There hasn’t been much in the news about bed bugs lately, so you may be wondering if those of us in pest management have halted the bed bug resurgence and eliminated them.
The short answer is “no.” Bed bugs are still a big problem. The 2013 Bugs Without Borders Survey done by the National Pest Management Association and the University of Kentucky revealed bed bug infestations are continuing to rise. In fact, 99.6 percent of the respondents from U.S. pest management professionals indicate that they have seen an increase of infestations in areas normally treated for these bloodsuckers. There could be a number of reasons for this rise, from more public awareness to bed bugs’ possible growing resistance to the current treatment materials.
We continue to see an increase in calls for bed bugs in our residential, commercial and institutional clients. This covers single family and multiple dwellings as well as senior housing, schools and office buildings. This is true in every area we service, regardless of the type or age of the properties. In previous discussions, I have stressed that it has little to do with the location and everything to do with people. For example, in law enforcement when trying to determine who is behind a criminal enterprise the adage has always been “Follow the money.” When dealing with bed bugs, it is “Follow the people.”
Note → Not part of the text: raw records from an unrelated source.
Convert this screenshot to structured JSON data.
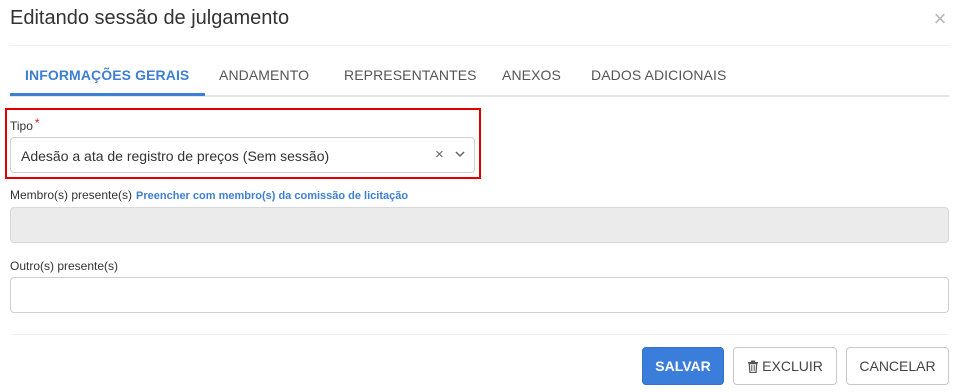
{
  "dialog": {
    "title": "Editando sessão de julgamento",
    "close_symbol": "×"
  },
  "tabs": [
    {
      "label": "INFORMAÇÕES GERAIS",
      "active": true
    },
    {
      "label": "ANDAMENTO",
      "active": false
    },
    {
      "label": "REPRESENTANTES",
      "active": false
    },
    {
      "label": "ANEXOS",
      "active": false
    },
    {
      "label": "DADOS ADICIONAIS",
      "active": false
    }
  ],
  "form": {
    "tipo": {
      "label": "Tipo",
      "required_mark": "*",
      "value": "Adesão a ata de registro de preços (Sem sessão)",
      "clear_symbol": "×"
    },
    "membros": {
      "label": "Membro(s) presente(s)",
      "link": "Preencher com membro(s) da comissão de licitação",
      "value": ""
    },
    "outros": {
      "label": "Outro(s) presente(s)",
      "value": ""
    }
  },
  "buttons": {
    "save": "SALVAR",
    "delete": "EXCLUIR",
    "cancel": "CANCELAR"
  },
  "colors": {
    "primary": "#3b7ddb",
    "tab_active": "#3d7fd0",
    "highlight": "#e00000",
    "required": "#e01818"
  },
  "icons": {
    "close": "close-icon",
    "clear": "clear-icon",
    "dropdown": "chevron-down-icon",
    "delete": "trash-icon"
  }
}
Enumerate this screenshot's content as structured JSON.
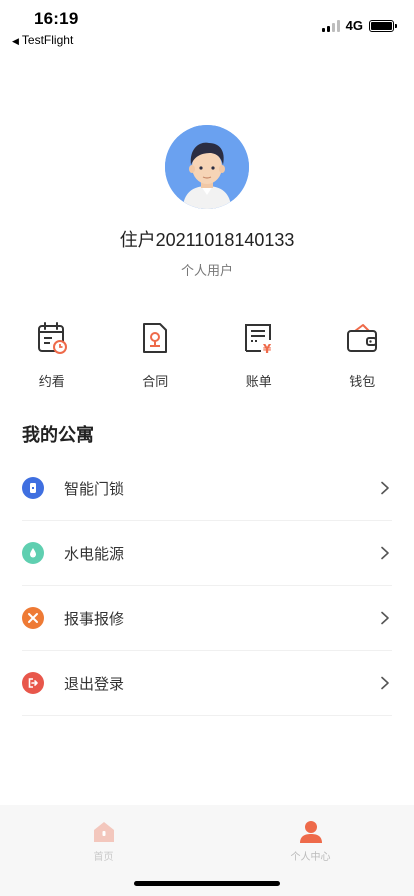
{
  "status_bar": {
    "time": "16:19",
    "back_label": "TestFlight",
    "network": "4G"
  },
  "profile": {
    "name": "住户20211018140133",
    "role": "个人用户"
  },
  "shortcuts": [
    {
      "label": "约看",
      "icon": "calendar-clock-icon"
    },
    {
      "label": "合同",
      "icon": "contract-icon"
    },
    {
      "label": "账单",
      "icon": "bill-icon"
    },
    {
      "label": "钱包",
      "icon": "wallet-icon"
    }
  ],
  "section_title": "我的公寓",
  "menu": [
    {
      "label": "智能门锁",
      "icon": "smart-lock-icon",
      "color": "#3f6fe0"
    },
    {
      "label": "水电能源",
      "icon": "water-drop-icon",
      "color": "#5fcfb0"
    },
    {
      "label": "报事报修",
      "icon": "repair-tools-icon",
      "color": "#ee7a35"
    },
    {
      "label": "退出登录",
      "icon": "logout-icon",
      "color": "#e8574b"
    }
  ],
  "tab_bar": {
    "home_label": "首页",
    "profile_label": "个人中心"
  },
  "colors": {
    "accent": "#ee6a4a",
    "icon_dark": "#333333",
    "avatar_bg": "#6aa1f0"
  }
}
In order to stay ahead of the resistant issue, we continue to alternate the materials we use and incorporate them with the use of Cryonite. We are also looking for new materials and technology that can assist us in dealing with this pest, and this approach has served us well.
Our desire is to have a well informed cliental as part of our program of addressing bed bug issues. This engages the client and makes them an effective part of our bed bug program. For that reason, when servicing hotels, schools, senior housing or multiple dwellings we provide a bed bug seminar to educated them on the entire process.
One thing is clear from this survey’s findings, bed bugs are here to stay and will continue to keep pest management professionals busy dealing with their unwanted presence.